··· Extracted data

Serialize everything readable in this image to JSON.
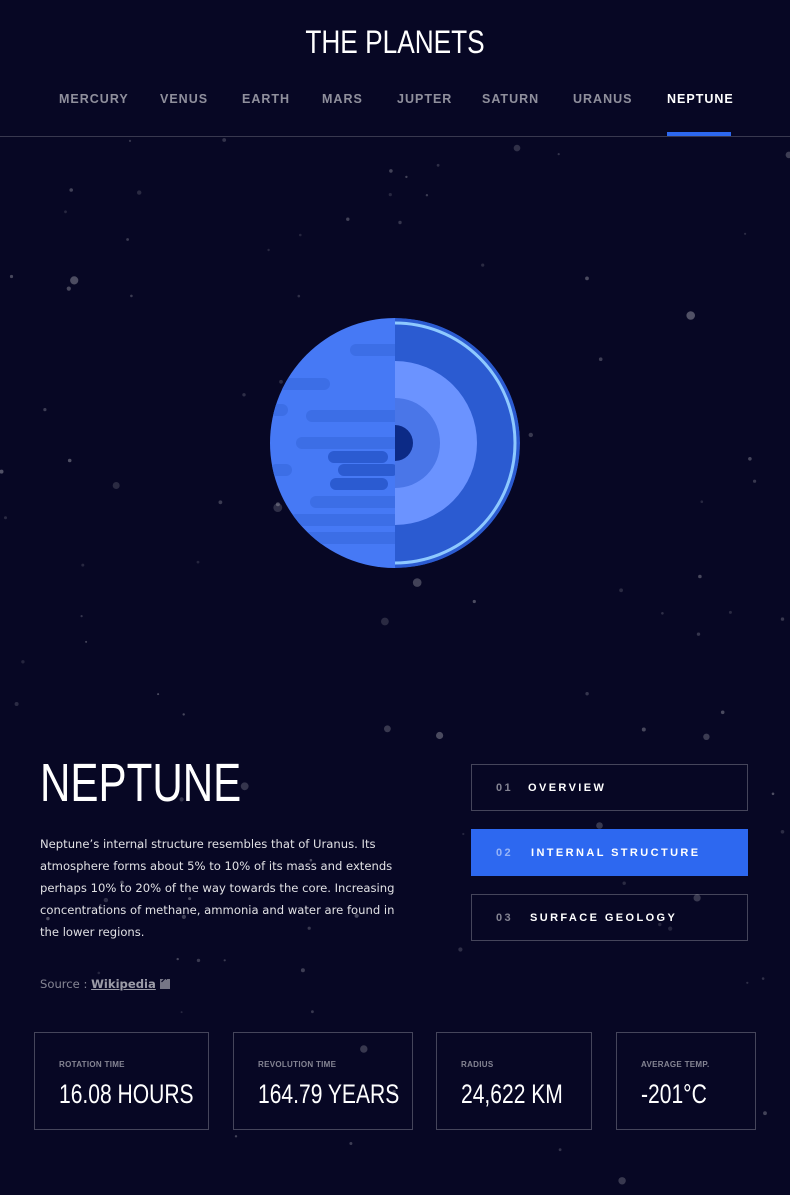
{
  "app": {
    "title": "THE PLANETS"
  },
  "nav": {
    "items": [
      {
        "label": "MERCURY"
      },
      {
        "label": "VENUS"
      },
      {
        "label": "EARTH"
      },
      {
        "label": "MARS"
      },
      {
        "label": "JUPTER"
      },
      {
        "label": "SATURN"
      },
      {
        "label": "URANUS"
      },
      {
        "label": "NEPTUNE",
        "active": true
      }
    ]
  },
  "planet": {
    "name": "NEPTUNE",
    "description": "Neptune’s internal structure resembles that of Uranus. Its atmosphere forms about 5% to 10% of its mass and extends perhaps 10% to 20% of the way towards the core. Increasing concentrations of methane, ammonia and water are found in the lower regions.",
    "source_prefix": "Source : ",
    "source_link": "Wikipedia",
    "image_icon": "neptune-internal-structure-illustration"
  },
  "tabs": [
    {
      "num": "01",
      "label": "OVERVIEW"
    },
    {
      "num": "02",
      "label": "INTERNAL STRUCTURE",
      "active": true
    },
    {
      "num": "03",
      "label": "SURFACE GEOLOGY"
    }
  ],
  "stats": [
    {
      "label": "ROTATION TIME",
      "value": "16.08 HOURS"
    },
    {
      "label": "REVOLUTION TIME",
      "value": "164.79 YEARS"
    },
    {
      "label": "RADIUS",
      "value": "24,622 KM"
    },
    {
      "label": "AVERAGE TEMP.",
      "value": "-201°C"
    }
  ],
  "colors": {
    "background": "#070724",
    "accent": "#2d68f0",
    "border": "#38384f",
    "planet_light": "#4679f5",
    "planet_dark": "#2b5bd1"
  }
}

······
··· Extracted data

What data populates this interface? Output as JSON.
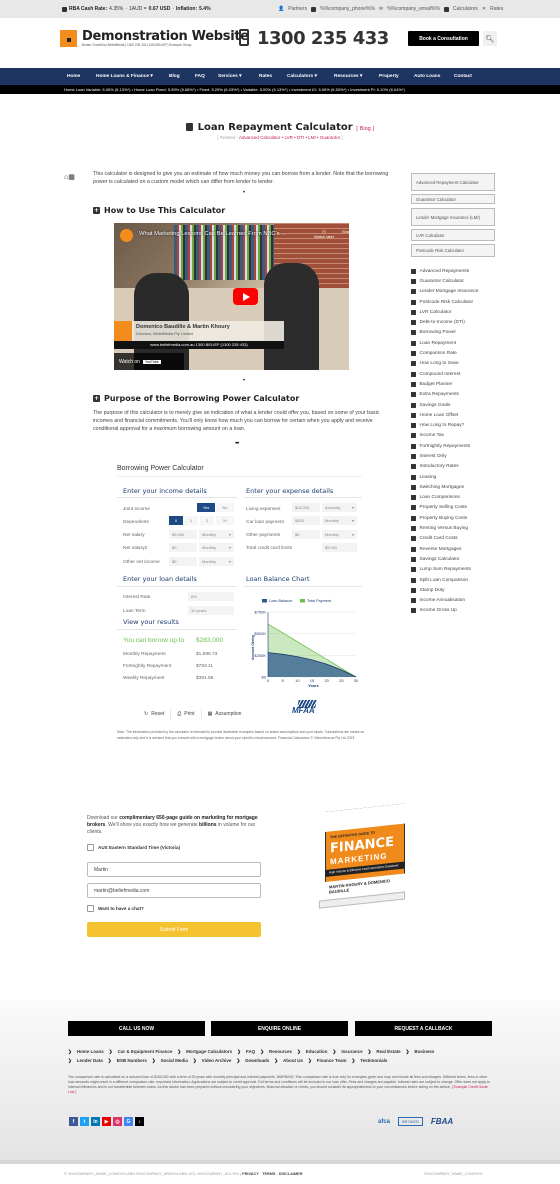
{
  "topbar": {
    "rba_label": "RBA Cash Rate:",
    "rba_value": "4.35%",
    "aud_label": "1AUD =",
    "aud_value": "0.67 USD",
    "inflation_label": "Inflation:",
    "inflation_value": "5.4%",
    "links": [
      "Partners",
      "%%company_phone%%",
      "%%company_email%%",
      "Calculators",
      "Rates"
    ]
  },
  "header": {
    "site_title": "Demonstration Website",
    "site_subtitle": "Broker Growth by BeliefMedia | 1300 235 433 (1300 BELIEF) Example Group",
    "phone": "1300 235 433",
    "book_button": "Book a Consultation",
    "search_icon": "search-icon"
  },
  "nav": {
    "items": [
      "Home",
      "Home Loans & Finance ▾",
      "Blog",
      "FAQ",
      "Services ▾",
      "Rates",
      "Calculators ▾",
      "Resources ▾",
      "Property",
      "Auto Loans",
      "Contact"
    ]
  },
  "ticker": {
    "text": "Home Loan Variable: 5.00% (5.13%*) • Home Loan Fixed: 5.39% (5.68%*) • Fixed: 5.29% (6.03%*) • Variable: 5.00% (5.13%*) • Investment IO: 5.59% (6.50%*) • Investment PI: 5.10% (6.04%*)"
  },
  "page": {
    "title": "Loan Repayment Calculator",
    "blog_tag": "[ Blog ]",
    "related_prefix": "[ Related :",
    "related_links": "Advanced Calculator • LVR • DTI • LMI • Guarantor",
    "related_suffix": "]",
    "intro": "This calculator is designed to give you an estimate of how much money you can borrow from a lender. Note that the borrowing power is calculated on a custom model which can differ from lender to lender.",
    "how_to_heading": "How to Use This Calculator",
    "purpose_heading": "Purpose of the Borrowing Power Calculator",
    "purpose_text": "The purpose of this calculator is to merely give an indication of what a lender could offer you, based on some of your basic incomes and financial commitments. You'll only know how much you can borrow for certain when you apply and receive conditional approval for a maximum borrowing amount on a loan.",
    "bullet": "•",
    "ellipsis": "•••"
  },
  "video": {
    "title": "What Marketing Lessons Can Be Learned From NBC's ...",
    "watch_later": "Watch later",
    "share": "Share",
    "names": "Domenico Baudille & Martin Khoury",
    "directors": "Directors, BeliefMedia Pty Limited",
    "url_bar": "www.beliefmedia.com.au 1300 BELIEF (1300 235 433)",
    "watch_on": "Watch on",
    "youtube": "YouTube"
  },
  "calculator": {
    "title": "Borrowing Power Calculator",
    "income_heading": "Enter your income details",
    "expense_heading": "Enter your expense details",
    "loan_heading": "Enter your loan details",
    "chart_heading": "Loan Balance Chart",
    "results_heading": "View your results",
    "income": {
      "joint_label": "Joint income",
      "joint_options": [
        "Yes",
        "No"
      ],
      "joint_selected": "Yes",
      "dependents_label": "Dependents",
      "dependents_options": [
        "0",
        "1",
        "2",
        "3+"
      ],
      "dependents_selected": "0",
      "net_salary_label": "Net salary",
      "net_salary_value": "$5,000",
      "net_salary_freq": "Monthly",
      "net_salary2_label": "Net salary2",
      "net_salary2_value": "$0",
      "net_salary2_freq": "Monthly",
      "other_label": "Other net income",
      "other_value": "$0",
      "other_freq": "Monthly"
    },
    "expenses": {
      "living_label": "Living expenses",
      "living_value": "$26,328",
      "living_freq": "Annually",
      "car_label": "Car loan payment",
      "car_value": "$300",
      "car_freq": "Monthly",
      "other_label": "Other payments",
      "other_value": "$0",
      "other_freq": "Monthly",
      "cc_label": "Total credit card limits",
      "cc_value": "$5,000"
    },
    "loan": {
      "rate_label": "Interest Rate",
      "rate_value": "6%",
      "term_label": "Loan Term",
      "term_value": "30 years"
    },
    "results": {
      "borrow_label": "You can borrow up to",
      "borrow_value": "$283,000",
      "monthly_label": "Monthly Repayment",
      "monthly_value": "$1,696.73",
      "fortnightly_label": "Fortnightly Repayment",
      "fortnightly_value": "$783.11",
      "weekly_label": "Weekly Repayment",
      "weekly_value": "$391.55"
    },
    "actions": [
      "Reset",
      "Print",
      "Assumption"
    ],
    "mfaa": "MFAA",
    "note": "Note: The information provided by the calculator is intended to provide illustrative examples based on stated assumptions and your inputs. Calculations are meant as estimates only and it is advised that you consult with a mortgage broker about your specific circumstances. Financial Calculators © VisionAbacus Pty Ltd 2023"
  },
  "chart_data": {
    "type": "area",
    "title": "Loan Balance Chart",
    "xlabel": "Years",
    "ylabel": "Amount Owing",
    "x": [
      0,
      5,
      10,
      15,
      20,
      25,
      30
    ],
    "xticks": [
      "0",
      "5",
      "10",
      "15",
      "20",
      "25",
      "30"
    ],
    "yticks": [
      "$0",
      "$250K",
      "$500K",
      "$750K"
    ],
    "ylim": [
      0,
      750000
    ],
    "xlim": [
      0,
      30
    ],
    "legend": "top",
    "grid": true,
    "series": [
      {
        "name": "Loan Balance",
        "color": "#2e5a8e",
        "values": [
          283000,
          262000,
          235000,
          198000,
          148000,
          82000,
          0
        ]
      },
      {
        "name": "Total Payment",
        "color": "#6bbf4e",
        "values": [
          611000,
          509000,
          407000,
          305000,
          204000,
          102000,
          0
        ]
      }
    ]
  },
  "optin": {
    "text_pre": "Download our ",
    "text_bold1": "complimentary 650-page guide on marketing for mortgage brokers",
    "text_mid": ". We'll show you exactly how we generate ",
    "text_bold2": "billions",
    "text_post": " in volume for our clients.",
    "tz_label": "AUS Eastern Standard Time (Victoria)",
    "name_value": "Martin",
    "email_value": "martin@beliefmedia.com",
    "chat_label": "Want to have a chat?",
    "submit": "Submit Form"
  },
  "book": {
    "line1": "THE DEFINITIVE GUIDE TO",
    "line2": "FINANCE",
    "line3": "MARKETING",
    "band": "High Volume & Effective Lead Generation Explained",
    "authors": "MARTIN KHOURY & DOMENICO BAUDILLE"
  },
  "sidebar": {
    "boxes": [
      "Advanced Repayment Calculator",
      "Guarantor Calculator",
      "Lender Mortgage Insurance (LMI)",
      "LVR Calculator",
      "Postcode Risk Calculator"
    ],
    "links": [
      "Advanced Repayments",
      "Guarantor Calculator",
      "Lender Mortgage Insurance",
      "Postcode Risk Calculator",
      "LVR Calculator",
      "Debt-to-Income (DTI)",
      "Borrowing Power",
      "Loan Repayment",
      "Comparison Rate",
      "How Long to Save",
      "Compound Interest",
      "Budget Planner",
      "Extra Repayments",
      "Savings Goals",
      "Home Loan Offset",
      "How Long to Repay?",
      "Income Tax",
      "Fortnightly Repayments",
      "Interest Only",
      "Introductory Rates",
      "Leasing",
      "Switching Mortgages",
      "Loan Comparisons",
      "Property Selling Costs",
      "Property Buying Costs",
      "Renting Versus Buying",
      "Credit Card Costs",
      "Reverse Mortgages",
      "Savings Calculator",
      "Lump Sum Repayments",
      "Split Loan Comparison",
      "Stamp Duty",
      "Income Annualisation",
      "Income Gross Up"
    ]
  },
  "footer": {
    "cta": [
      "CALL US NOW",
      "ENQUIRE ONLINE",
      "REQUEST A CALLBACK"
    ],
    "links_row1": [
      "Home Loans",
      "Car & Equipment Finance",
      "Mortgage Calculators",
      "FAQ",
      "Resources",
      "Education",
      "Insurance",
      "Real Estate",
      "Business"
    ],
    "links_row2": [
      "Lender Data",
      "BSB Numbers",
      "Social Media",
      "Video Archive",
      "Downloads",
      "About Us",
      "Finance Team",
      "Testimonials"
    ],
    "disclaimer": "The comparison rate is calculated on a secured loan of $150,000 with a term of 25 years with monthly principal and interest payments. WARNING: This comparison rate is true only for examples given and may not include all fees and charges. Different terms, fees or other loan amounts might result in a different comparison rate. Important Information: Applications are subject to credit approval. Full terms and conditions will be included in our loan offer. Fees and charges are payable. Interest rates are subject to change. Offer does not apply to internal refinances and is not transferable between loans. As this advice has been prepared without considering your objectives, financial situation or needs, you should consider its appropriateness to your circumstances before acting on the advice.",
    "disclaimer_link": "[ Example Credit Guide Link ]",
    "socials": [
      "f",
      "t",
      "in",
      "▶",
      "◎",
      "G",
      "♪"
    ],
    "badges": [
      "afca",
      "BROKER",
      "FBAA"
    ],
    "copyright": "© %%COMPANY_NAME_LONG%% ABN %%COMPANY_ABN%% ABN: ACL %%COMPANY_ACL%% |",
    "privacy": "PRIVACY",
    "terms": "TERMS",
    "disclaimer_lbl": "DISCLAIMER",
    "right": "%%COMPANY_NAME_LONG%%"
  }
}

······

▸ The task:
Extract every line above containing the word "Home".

▸ Task result:
      "Home",
      "Home Loans & Finance ▾",
    "text": "Home Loan Variable: 5.00% (5.13%*) • Home Loan Fixed: 5.39% (5.68%*) • Fixed: 5.29% (6.03%*) • Variable: 5.00% (5.13%*) • Investment IO: 5.59% (6.50%*) • Investment PI: 5.10% (6.04%*)"
      "Home Loan Offset",
      "Home Loans",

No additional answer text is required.